Yet for all the surface similarities between the liberal concept of an untrammelled, deregulated marketplace of ideas and Milton’s demand for an absence of legislation, which would allow readers to choose the good and the true and reject the false and evil, Milton was not only insistent that bad books should be suppressed, once they had been found to be bad, but adamant also that those who sought to espouse intolerance should themselves be denied the freedom to do so:
I mean not tolerated Popery, and open superstition, which, as it extirpates all religions and civil supremacies, so itself should be extirpate, provided first that all charitable and compassionate means be used to win and regain the weak and the misled.

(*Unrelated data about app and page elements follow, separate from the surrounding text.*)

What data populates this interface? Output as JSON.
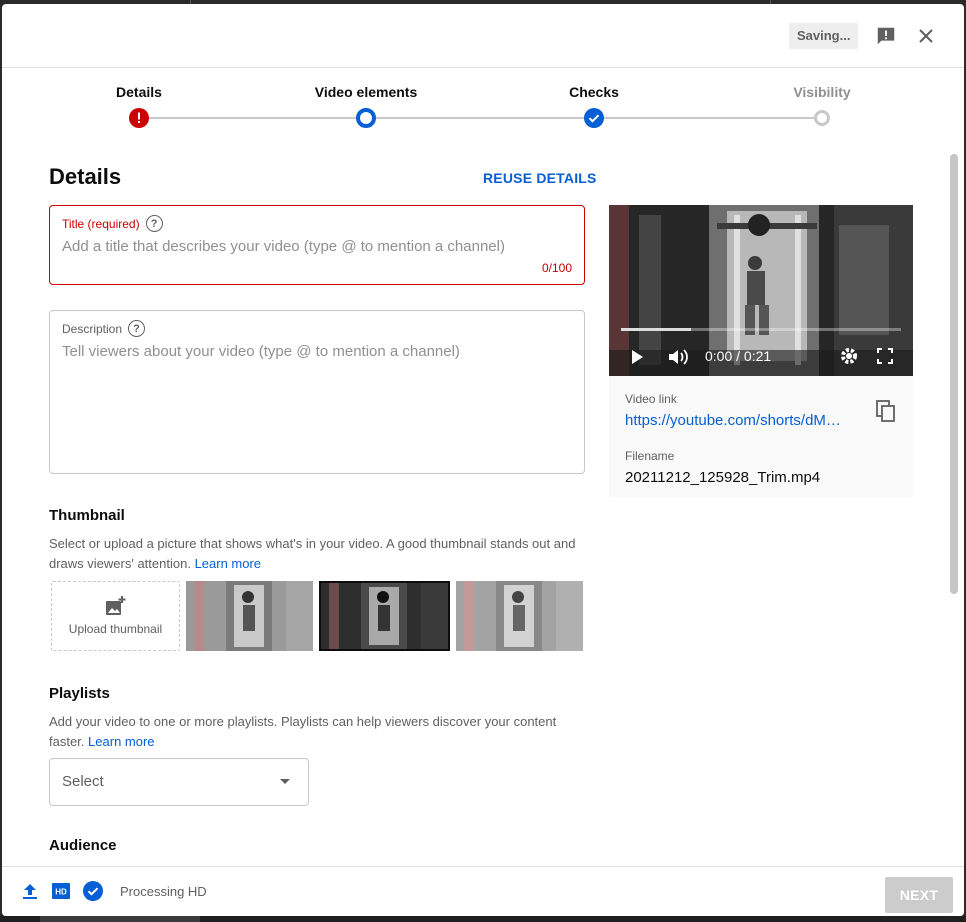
{
  "header": {
    "saving_label": "Saving...",
    "feedback_icon": "feedback-icon",
    "close_icon": "close-icon"
  },
  "stepper": {
    "steps": [
      {
        "label": "Details",
        "state": "error"
      },
      {
        "label": "Video elements",
        "state": "current"
      },
      {
        "label": "Checks",
        "state": "done"
      },
      {
        "label": "Visibility",
        "state": "pending"
      }
    ]
  },
  "details": {
    "heading": "Details",
    "reuse_label": "REUSE DETAILS",
    "title_field": {
      "label": "Title (required)",
      "placeholder": "Add a title that describes your video (type @ to mention a channel)",
      "counter": "0/100"
    },
    "description_field": {
      "label": "Description",
      "placeholder": "Tell viewers about your video (type @ to mention a channel)"
    }
  },
  "thumbnail": {
    "heading": "Thumbnail",
    "text": "Select or upload a picture that shows what's in your video. A good thumbnail stands out and draws viewers' attention.",
    "learn_more": "Learn more",
    "upload_label": "Upload thumbnail",
    "selected_index": 1
  },
  "playlists": {
    "heading": "Playlists",
    "text": "Add your video to one or more playlists. Playlists can help viewers discover your content faster.",
    "learn_more": "Learn more",
    "select_value": "Select"
  },
  "audience": {
    "heading": "Audience"
  },
  "video": {
    "time": "0:00 / 0:21",
    "progress_fraction": 0.25,
    "link_label": "Video link",
    "link_value": "https://youtube.com/shorts/dM…",
    "filename_label": "Filename",
    "filename_value": "20211212_125928_Trim.mp4"
  },
  "footer": {
    "status": "Processing HD",
    "next_label": "NEXT"
  },
  "colors": {
    "accent_blue": "#065fd4",
    "error_red": "#cc0000",
    "check_blue": "#065fd4"
  }
}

The second part of this statement, which asserts the importance of charity and persuasion, is usually left out by those quoting the first part to show that Milton was, at heart, a religious bigot, and that his ideas about free speech and intellectual liberty have little to teach us about liberalism today. Nonetheless, Milton remains vague on whether he means by this that prepublication censorship is, after all, permissible in the case of those who would impose the structural repression of free speech by ‘extirpating’, or destroying utterly, all other forms of belief and government. The issue of whether we should tolerate those who would take advantage of freedom of speech to encourage violence, illegality and intolerance is today more urgent and live than it has ever been, whether in relation to ‘hate speech’ or to religious extremism. Milton, writing in the midst of a devastating civil war, maintained that societies can foster intellectual liberty only by somehow restraining those who would deny it: in its rousingly eloquent articulation of problems that continue to bedevil liberalism, the arguments of Areopagitica still matter in the information age.